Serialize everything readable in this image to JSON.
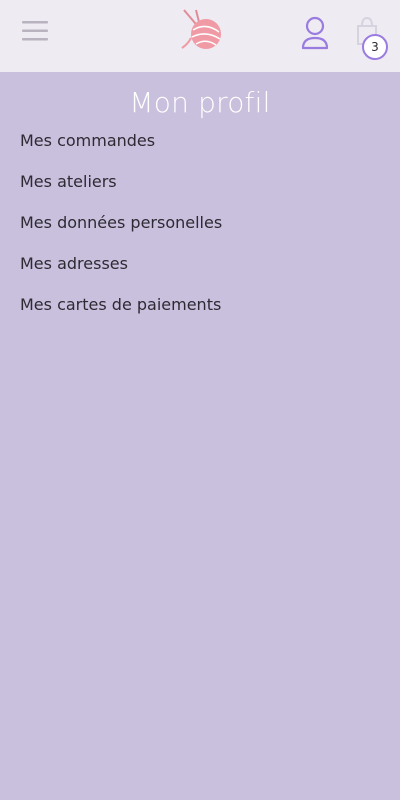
{
  "header": {
    "cart_count": "3"
  },
  "profile": {
    "title": "Mon profil",
    "menu_items": [
      "Mes commandes",
      "Mes ateliers",
      "Mes données personelles",
      "Mes adresses",
      "Mes cartes de paiements"
    ]
  },
  "colors": {
    "header_background": "#eeebf3",
    "page_background": "#c9c0dd",
    "accent": "#9a7be0",
    "logo_pink": "#f09aa5"
  },
  "icons": {
    "menu": "hamburger-icon",
    "logo": "yarn-ball-logo",
    "profile": "user-icon",
    "cart": "shopping-bag-icon"
  }
}
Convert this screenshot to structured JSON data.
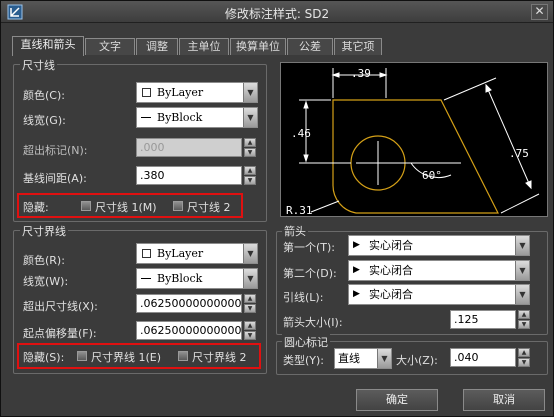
{
  "window": {
    "title": "修改标注样式: SD2",
    "close": "✕"
  },
  "tabs": [
    "直线和箭头",
    "文字",
    "调整",
    "主单位",
    "换算单位",
    "公差",
    "其它项"
  ],
  "dim_line": {
    "legend": "尺寸线",
    "color_label": "颜色(C):",
    "color_value": "ByLayer",
    "lineweight_label": "线宽(G):",
    "lineweight_value": "ByBlock",
    "extend_label": "超出标记(N):",
    "extend_value": ".000",
    "baseline_label": "基线间距(A):",
    "baseline_value": ".380",
    "suppress_label": "隐藏:",
    "suppress1": "尺寸线 1(M)",
    "suppress2": "尺寸线 2"
  },
  "ext_line": {
    "legend": "尺寸界线",
    "color_label": "颜色(R):",
    "color_value": "ByLayer",
    "lineweight_label": "线宽(W):",
    "lineweight_value": "ByBlock",
    "extend_label": "超出尺寸线(X):",
    "extend_value": ".062500000000000",
    "offset_label": "起点偏移量(F):",
    "offset_value": ".062500000000000",
    "suppress_label": "隐藏(S):",
    "suppress1": "尺寸界线 1(E)",
    "suppress2": "尺寸界线 2"
  },
  "preview": {
    "dim_top": ".39",
    "dim_left": ".46",
    "dim_right": ".75",
    "angle": "60°",
    "radius": "R.31"
  },
  "arrowheads": {
    "legend": "箭头",
    "first_label": "第一个(T):",
    "first_value": "实心闭合",
    "second_label": "第二个(D):",
    "second_value": "实心闭合",
    "leader_label": "引线(L):",
    "leader_value": "实心闭合",
    "size_label": "箭头大小(I):",
    "size_value": ".125"
  },
  "center_mark": {
    "legend": "圆心标记",
    "type_label": "类型(Y):",
    "type_value": "直线",
    "size_label": "大小(Z):",
    "size_value": ".040"
  },
  "buttons": {
    "ok": "确定",
    "cancel": "取消"
  },
  "colors": {
    "accent_red": "#e01010",
    "preview_geometry": "#d4a017",
    "preview_dims": "#ffffff"
  }
}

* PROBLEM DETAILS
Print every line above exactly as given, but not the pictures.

* ANSWER SECTION
Serialize everything readable in this image to JSON.
{
  "header": {
    "cart_count": "3"
  },
  "profile": {
    "title": "Mon profil",
    "menu_items": [
      "Mes commandes",
      "Mes ateliers",
      "Mes données personelles",
      "Mes adresses",
      "Mes cartes de paiements"
    ]
  },
  "colors": {
    "header_background": "#eeebf3",
    "page_background": "#c9c0dd",
    "accent": "#9a7be0",
    "logo_pink": "#f09aa5"
  },
  "icons": {
    "menu": "hamburger-icon",
    "logo": "yarn-ball-logo",
    "profile": "user-icon",
    "cart": "shopping-bag-icon"
  }
}
Convert this screenshot to structured JSON data.
{
  "window": {
    "title": "修改标注样式: SD2",
    "close": "✕"
  },
  "tabs": [
    "直线和箭头",
    "文字",
    "调整",
    "主单位",
    "换算单位",
    "公差",
    "其它项"
  ],
  "dim_line": {
    "legend": "尺寸线",
    "color_label": "颜色(C):",
    "color_value": "ByLayer",
    "lineweight_label": "线宽(G):",
    "lineweight_value": "ByBlock",
    "extend_label": "超出标记(N):",
    "extend_value": ".000",
    "baseline_label": "基线间距(A):",
    "baseline_value": ".380",
    "suppress_label": "隐藏:",
    "suppress1": "尺寸线 1(M)",
    "suppress2": "尺寸线 2"
  },
  "ext_line": {
    "legend": "尺寸界线",
    "color_label": "颜色(R):",
    "color_value": "ByLayer",
    "lineweight_label": "线宽(W):",
    "lineweight_value": "ByBlock",
    "extend_label": "超出尺寸线(X):",
    "extend_value": ".062500000000000",
    "offset_label": "起点偏移量(F):",
    "offset_value": ".062500000000000",
    "suppress_label": "隐藏(S):",
    "suppress1": "尺寸界线 1(E)",
    "suppress2": "尺寸界线 2"
  },
  "preview": {
    "dim_top": ".39",
    "dim_left": ".46",
    "dim_right": ".75",
    "angle": "60°",
    "radius": "R.31"
  },
  "arrowheads": {
    "legend": "箭头",
    "first_label": "第一个(T):",
    "first_value": "实心闭合",
    "second_label": "第二个(D):",
    "second_value": "实心闭合",
    "leader_label": "引线(L):",
    "leader_value": "实心闭合",
    "size_label": "箭头大小(I):",
    "size_value": ".125"
  },
  "center_mark": {
    "legend": "圆心标记",
    "type_label": "类型(Y):",
    "type_value": "直线",
    "size_label": "大小(Z):",
    "size_value": ".040"
  },
  "buttons": {
    "ok": "确定",
    "cancel": "取消"
  },
  "colors": {
    "accent_red": "#e01010",
    "preview_geometry": "#d4a017",
    "preview_dims": "#ffffff"
  }
}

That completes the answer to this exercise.